Learn, Practice, Teach, Repeat
Life is all about learning. And sometimes re-learning things you thought you knew. And sometimes the best way to learn more is to teach others.
Moving my blog to a website in the past few weeks has definitely involved a lot of re-learning what I thought I understood, but it’s been exciting as well. Each time I solve a problem or figure something out, it feels like a victory. It is by no means a complete project, it doesn’t look like I want it to, and I’m still figuring out what else I want to do with it, but it’s given me something fun to focus on.
Learning outdoor skills, in climbing and mountaineering, is the same. I learn things, try to practice, and then it seems, each spring, I have to re-learn things I haven’t done since last summer. One of the best ways to do that has been to volunteer at my outdoor club, The Chemeketans, climb school.

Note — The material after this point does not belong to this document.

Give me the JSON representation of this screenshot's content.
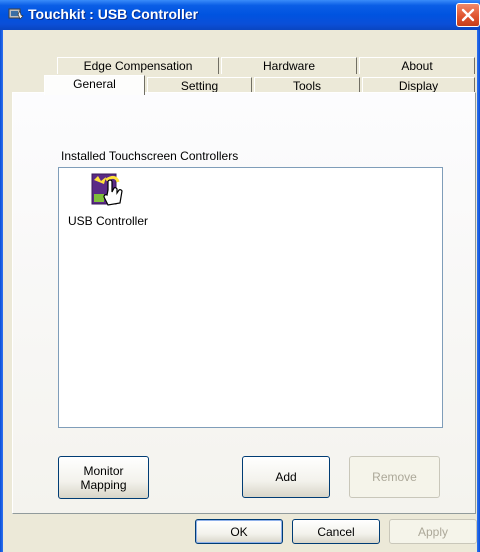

Climb school is held each April, one day for rock in Horsethief Butte on the Washington side of the Columbia Gorge, and snow day is held at Mt. Hood. In addition, Friday was reserved to practice trad placements and anchor building. There’s something really cool (and scary) about rappelling off an anchor you built. And every year, I need to review all the steps in setting up a rappel. On Saturday, I was in charge of helping to set up a low traverse fixed line, where the climb school participants would learn to clip through pieces of gear. The line is low to the ground and safe, but would mimic what people might do high on a mountain. I got to place all of the pieces of gear, and about 50% of those ended up being good while the other 50% had to be changed. But it’s a learning process.
Guiding small groups through the low traverse all morning was truly fun, and it felt great to see people getting it, and also thanking us for teaching them. The afternoon was spent belaying on our top ropes. Some participants had climbed before, while there were a few who were doing it their very first time, including a woman in her 50’s. Some loved it, others realized it wasn’t for them, which is one of the best things about climb school. Either way, people are challenging themselves, getting out of their comfort zone, building connections, and learning.
The next day, while participants practiced snow skills, I did a training hike with friends up to the top of the Palmer Ski Lift at Hood, the closest to the top I have ever been. It made a Hood summit seem like a real possibility. We also practiced our self-arrest skills back near the bottom, since it had been two years since I learned how to do it. And practicing things makes me feel more confident and capable for the next climb.
Even if you just learned something, sometimes that is the best time to teach and inspire others. You get back far more than you give.